Task directions:
Look through the records and copy each line with the string "glyph" in it.

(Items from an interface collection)
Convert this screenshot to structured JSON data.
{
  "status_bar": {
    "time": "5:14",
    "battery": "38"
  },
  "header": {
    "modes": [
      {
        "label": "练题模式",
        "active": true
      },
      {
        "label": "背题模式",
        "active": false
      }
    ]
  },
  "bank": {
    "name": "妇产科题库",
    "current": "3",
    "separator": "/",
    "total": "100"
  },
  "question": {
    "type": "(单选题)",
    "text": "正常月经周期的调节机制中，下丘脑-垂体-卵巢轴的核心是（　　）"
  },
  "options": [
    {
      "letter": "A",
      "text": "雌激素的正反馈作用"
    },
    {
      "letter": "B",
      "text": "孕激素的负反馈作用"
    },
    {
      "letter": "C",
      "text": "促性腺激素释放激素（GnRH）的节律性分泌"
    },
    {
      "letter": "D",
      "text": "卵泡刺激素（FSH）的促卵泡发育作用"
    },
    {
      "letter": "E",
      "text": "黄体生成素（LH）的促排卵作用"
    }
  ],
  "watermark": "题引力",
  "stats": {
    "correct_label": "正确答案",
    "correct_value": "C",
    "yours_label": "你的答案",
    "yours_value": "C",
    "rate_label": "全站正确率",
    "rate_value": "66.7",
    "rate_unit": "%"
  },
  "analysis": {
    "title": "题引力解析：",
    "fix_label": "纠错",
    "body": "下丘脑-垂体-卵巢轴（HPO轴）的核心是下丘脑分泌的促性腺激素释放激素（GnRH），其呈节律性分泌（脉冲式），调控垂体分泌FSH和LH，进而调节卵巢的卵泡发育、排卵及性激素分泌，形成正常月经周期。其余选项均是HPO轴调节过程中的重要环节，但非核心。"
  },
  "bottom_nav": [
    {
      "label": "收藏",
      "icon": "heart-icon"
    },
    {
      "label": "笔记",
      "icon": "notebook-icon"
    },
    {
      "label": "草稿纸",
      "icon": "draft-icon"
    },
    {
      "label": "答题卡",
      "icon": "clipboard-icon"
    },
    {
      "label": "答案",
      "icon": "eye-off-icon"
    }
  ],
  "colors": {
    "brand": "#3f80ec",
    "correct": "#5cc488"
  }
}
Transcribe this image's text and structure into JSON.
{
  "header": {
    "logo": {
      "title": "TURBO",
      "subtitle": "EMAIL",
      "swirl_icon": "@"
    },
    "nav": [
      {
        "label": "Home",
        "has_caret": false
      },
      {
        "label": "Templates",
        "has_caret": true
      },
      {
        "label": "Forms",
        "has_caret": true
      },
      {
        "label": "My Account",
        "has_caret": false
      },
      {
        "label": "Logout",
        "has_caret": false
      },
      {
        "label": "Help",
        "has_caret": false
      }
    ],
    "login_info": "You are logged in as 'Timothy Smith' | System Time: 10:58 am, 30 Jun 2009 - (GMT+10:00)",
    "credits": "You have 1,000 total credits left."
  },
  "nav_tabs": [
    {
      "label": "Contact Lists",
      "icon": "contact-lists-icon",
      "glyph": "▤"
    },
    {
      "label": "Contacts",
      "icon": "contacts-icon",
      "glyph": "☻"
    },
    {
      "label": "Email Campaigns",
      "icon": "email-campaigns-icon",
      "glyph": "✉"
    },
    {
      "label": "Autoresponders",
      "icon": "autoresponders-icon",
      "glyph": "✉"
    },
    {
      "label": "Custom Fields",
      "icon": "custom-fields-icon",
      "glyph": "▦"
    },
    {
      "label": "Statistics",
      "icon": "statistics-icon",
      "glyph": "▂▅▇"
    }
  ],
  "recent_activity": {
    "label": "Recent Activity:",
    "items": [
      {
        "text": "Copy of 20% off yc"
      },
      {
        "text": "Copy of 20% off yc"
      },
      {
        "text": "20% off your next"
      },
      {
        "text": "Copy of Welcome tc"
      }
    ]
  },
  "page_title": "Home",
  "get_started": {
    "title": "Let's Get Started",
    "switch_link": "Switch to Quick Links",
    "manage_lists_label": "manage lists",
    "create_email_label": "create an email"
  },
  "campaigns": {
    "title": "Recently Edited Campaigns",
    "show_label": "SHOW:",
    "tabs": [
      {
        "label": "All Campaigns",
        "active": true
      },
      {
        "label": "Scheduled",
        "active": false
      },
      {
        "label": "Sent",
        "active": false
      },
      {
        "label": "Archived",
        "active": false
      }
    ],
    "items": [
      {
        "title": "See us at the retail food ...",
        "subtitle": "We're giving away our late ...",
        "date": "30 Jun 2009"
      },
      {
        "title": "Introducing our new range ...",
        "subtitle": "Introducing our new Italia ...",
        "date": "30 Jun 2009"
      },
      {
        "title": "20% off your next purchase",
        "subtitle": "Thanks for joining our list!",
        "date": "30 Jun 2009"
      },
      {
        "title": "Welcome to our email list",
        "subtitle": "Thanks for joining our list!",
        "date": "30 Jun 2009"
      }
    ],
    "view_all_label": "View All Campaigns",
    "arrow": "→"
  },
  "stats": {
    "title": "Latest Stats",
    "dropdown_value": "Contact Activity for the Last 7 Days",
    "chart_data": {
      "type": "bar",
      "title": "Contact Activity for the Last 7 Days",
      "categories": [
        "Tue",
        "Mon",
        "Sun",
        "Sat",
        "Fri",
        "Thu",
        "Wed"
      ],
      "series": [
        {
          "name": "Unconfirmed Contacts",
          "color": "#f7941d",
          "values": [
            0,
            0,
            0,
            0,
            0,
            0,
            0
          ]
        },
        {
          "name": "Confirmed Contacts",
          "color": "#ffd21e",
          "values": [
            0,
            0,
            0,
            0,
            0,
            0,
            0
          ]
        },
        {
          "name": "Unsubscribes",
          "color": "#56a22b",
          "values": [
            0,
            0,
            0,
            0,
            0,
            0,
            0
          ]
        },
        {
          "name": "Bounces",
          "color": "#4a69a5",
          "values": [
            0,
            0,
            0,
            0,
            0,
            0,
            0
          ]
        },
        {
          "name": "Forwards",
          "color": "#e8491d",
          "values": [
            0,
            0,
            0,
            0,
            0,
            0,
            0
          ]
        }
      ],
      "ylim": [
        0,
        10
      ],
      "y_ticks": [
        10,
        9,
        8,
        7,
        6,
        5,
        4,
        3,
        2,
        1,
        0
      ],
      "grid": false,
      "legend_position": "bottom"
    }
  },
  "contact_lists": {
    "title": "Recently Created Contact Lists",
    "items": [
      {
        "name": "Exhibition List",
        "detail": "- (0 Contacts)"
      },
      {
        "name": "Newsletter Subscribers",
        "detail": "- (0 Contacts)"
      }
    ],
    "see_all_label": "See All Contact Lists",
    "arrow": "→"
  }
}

Your response:
      "glyph": "▤"
      "glyph": "☻"
      "glyph": "✉"
      "glyph": "✉"
      "glyph": "▦"
      "glyph": "▂▅▇"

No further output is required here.